> **Task brief**
Lines in the data below that contain the word "兴森快捷" are to be copied.

> **Supplied material**
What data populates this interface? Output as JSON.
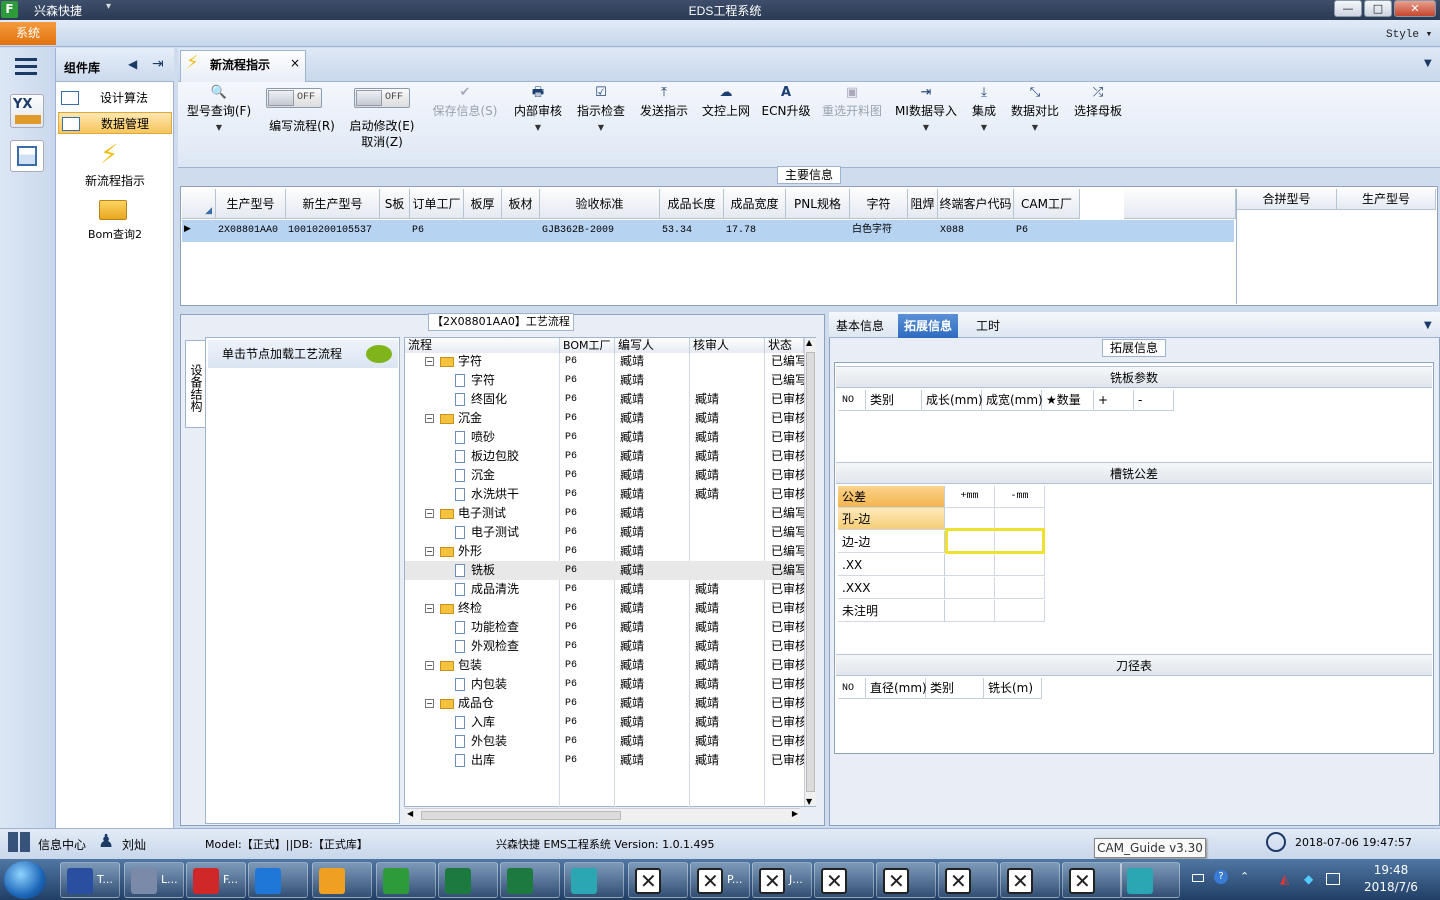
{
  "app": {
    "name": "兴森快捷",
    "window_title": "EDS工程系统",
    "menu_tab": "系统",
    "style_label": "Style"
  },
  "window_buttons": {
    "min": "—",
    "max": "□",
    "close": "✕"
  },
  "nav": {
    "title": "组件库",
    "items": [
      {
        "label": "设计算法"
      },
      {
        "label": "数据管理"
      }
    ],
    "tools": [
      {
        "label": "新流程指示"
      },
      {
        "label": "Bom查询2"
      }
    ]
  },
  "doc_tab": {
    "label": "新流程指示",
    "close": "×"
  },
  "ribbon": {
    "buttons": [
      {
        "label": "型号查询(F)",
        "icon": "search-icon",
        "glyph": "🔍",
        "dropdown": true,
        "disabled": false
      },
      {
        "label": "保存信息(S)",
        "icon": "check-icon",
        "glyph": "✔",
        "dropdown": false,
        "disabled": true
      },
      {
        "label": "内部审核",
        "icon": "printer-icon",
        "glyph": "🖶",
        "dropdown": true,
        "disabled": false
      },
      {
        "label": "指示检查",
        "icon": "checkbox-icon",
        "glyph": "☑",
        "dropdown": true,
        "disabled": false
      },
      {
        "label": "发送指示",
        "icon": "upload-icon",
        "glyph": "⤒",
        "dropdown": false,
        "disabled": false
      },
      {
        "label": "文控上网",
        "icon": "cloud-upload-icon",
        "glyph": "☁",
        "dropdown": false,
        "disabled": false
      },
      {
        "label": "ECN升级",
        "icon": "font-icon",
        "glyph": "A",
        "dropdown": false,
        "disabled": false
      },
      {
        "label": "重选开料图",
        "icon": "image-icon",
        "glyph": "▣",
        "dropdown": false,
        "disabled": true
      },
      {
        "label": "MI数据导入",
        "icon": "import-icon",
        "glyph": "⇥",
        "dropdown": true,
        "disabled": false
      },
      {
        "label": "集成",
        "icon": "download-icon",
        "glyph": "⤓",
        "dropdown": true,
        "disabled": false
      },
      {
        "label": "数据对比",
        "icon": "compress-icon",
        "glyph": "⤡",
        "dropdown": true,
        "disabled": false
      },
      {
        "label": "选择母板",
        "icon": "shuffle-icon",
        "glyph": "⤮",
        "dropdown": false,
        "disabled": false
      }
    ],
    "toggles": [
      {
        "label": "编写流程(R)",
        "state": "OFF"
      },
      {
        "label": "启动修改(E)",
        "label2": "取消(Z)",
        "state": "OFF"
      }
    ]
  },
  "main_info": {
    "title": "主要信息",
    "columns": [
      "生产型号",
      "新生产型号",
      "S板",
      "订单工厂",
      "板厚",
      "板材",
      "验收标准",
      "成品长度",
      "成品宽度",
      "PNL规格",
      "字符",
      "阻焊",
      "终端客户代码",
      "CAM工厂"
    ],
    "row": [
      "2X08801AA0",
      "10010200105537",
      "",
      "P6",
      "",
      "",
      "GJB362B-2009",
      "53.34",
      "17.78",
      "",
      "白色字符",
      "",
      "X088",
      "P6"
    ],
    "side_columns": [
      "合拼型号",
      "生产型号"
    ]
  },
  "process": {
    "title": "【2X08801AA0】工艺流程",
    "vertical_tab": "设备结构",
    "node_hint": "单击节点加载工艺流程",
    "columns": [
      "流程",
      "BOM工厂",
      "编写人",
      "核审人",
      "状态"
    ],
    "rows": [
      {
        "name": "字符",
        "level": 0,
        "bom": "P6",
        "w": "臧靖",
        "r": "",
        "s": "已编写"
      },
      {
        "name": "字符",
        "level": 1,
        "bom": "P6",
        "w": "臧靖",
        "r": "",
        "s": "已编写"
      },
      {
        "name": "终固化",
        "level": 1,
        "bom": "P6",
        "w": "臧靖",
        "r": "臧靖",
        "s": "已审核"
      },
      {
        "name": "沉金",
        "level": 0,
        "bom": "P6",
        "w": "臧靖",
        "r": "臧靖",
        "s": "已审核"
      },
      {
        "name": "喷砂",
        "level": 1,
        "bom": "P6",
        "w": "臧靖",
        "r": "臧靖",
        "s": "已审核"
      },
      {
        "name": "板边包胶",
        "level": 1,
        "bom": "P6",
        "w": "臧靖",
        "r": "臧靖",
        "s": "已审核"
      },
      {
        "name": "沉金",
        "level": 1,
        "bom": "P6",
        "w": "臧靖",
        "r": "臧靖",
        "s": "已审核"
      },
      {
        "name": "水洗烘干",
        "level": 1,
        "bom": "P6",
        "w": "臧靖",
        "r": "臧靖",
        "s": "已审核"
      },
      {
        "name": "电子测试",
        "level": 0,
        "bom": "P6",
        "w": "臧靖",
        "r": "",
        "s": "已编写"
      },
      {
        "name": "电子测试",
        "level": 1,
        "bom": "P6",
        "w": "臧靖",
        "r": "",
        "s": "已编写"
      },
      {
        "name": "外形",
        "level": 0,
        "bom": "P6",
        "w": "臧靖",
        "r": "",
        "s": "已编写"
      },
      {
        "name": "铣板",
        "level": 1,
        "bom": "P6",
        "w": "臧靖",
        "r": "",
        "s": "已编写",
        "selected": true
      },
      {
        "name": "成品清洗",
        "level": 1,
        "bom": "P6",
        "w": "臧靖",
        "r": "臧靖",
        "s": "已审核"
      },
      {
        "name": "终检",
        "level": 0,
        "bom": "P6",
        "w": "臧靖",
        "r": "臧靖",
        "s": "已审核"
      },
      {
        "name": "功能检查",
        "level": 1,
        "bom": "P6",
        "w": "臧靖",
        "r": "臧靖",
        "s": "已审核"
      },
      {
        "name": "外观检查",
        "level": 1,
        "bom": "P6",
        "w": "臧靖",
        "r": "臧靖",
        "s": "已审核"
      },
      {
        "name": "包装",
        "level": 0,
        "bom": "P6",
        "w": "臧靖",
        "r": "臧靖",
        "s": "已审核"
      },
      {
        "name": "内包装",
        "level": 1,
        "bom": "P6",
        "w": "臧靖",
        "r": "臧靖",
        "s": "已审核"
      },
      {
        "name": "成品仓",
        "level": 0,
        "bom": "P6",
        "w": "臧靖",
        "r": "臧靖",
        "s": "已审核"
      },
      {
        "name": "入库",
        "level": 1,
        "bom": "P6",
        "w": "臧靖",
        "r": "臧靖",
        "s": "已审核"
      },
      {
        "name": "外包装",
        "level": 1,
        "bom": "P6",
        "w": "臧靖",
        "r": "臧靖",
        "s": "已审核"
      },
      {
        "name": "出库",
        "level": 1,
        "bom": "P6",
        "w": "臧靖",
        "r": "臧靖",
        "s": "已审核"
      }
    ]
  },
  "right_panel": {
    "tabs": [
      "基本信息",
      "拓展信息",
      "工时"
    ],
    "active_tab": "拓展信息",
    "title": "拓展信息",
    "mill_params": {
      "title": "铣板参数",
      "columns": [
        "NO",
        "类别",
        "成长(mm)",
        "成宽(mm)",
        "★数量",
        "+",
        "-"
      ]
    },
    "slot_tolerance": {
      "title": "槽铣公差",
      "columns": [
        "公差",
        "+mm",
        "-mm"
      ],
      "rows": [
        "孔-边",
        "边-边",
        ".XX",
        ".XXX",
        "未注明"
      ]
    },
    "tool_table": {
      "title": "刀径表",
      "columns": [
        "NO",
        "直径(mm)",
        "类别",
        "铣长(m)"
      ]
    }
  },
  "status_bar": {
    "info_center": "信息中心",
    "user": "刘灿",
    "model_db": "Model:【正式】||DB:【正式库】",
    "system": "兴森快捷 EMS工程系统 Version: 1.0.1.495",
    "tooltip": "CAM_Guide v3.30",
    "datetime": "2018-07-06 19:47:57"
  },
  "taskbar": {
    "items": [
      {
        "label": "T...",
        "icon": "floppy-icon",
        "color": "#2a4fa0"
      },
      {
        "label": "L...",
        "icon": "keyboard-icon",
        "color": "#7a8aa8"
      },
      {
        "label": "F...",
        "icon": "swirl-icon",
        "color": "#d02828"
      },
      {
        "label": "",
        "icon": "ie-icon",
        "color": "#1f78d8"
      },
      {
        "label": "",
        "icon": "shell-icon",
        "color": "#f0a020"
      },
      {
        "label": "",
        "icon": "app-f-icon",
        "color": "#2e9b3b"
      },
      {
        "label": "",
        "icon": "excel-icon",
        "color": "#1d7a3e"
      },
      {
        "label": "",
        "icon": "excel-icon",
        "color": "#1d7a3e"
      },
      {
        "label": "",
        "icon": "eye-icon",
        "color": "#2aa7b3"
      },
      {
        "label": "",
        "icon": "x-window-icon",
        "color": "#fff"
      },
      {
        "label": "P...",
        "icon": "x-window-icon",
        "color": "#fff"
      },
      {
        "label": "J...",
        "icon": "x-window-icon",
        "color": "#fff"
      },
      {
        "label": "",
        "icon": "x-window-icon",
        "color": "#fff"
      },
      {
        "label": "",
        "icon": "x-window-icon",
        "color": "#fff"
      },
      {
        "label": "",
        "icon": "x-window-icon",
        "color": "#fff"
      },
      {
        "label": "",
        "icon": "x-window-icon",
        "color": "#fff"
      },
      {
        "label": "",
        "icon": "x-window-icon",
        "color": "#fff"
      },
      {
        "label": "",
        "icon": "eye-icon",
        "color": "#2aa7b3"
      }
    ],
    "time": "19:48",
    "date": "2018/7/6"
  }
}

> **Finished task**
    "name": "兴森快捷",
    "system": "兴森快捷 EMS工程系统 Version: 1.0.1.495",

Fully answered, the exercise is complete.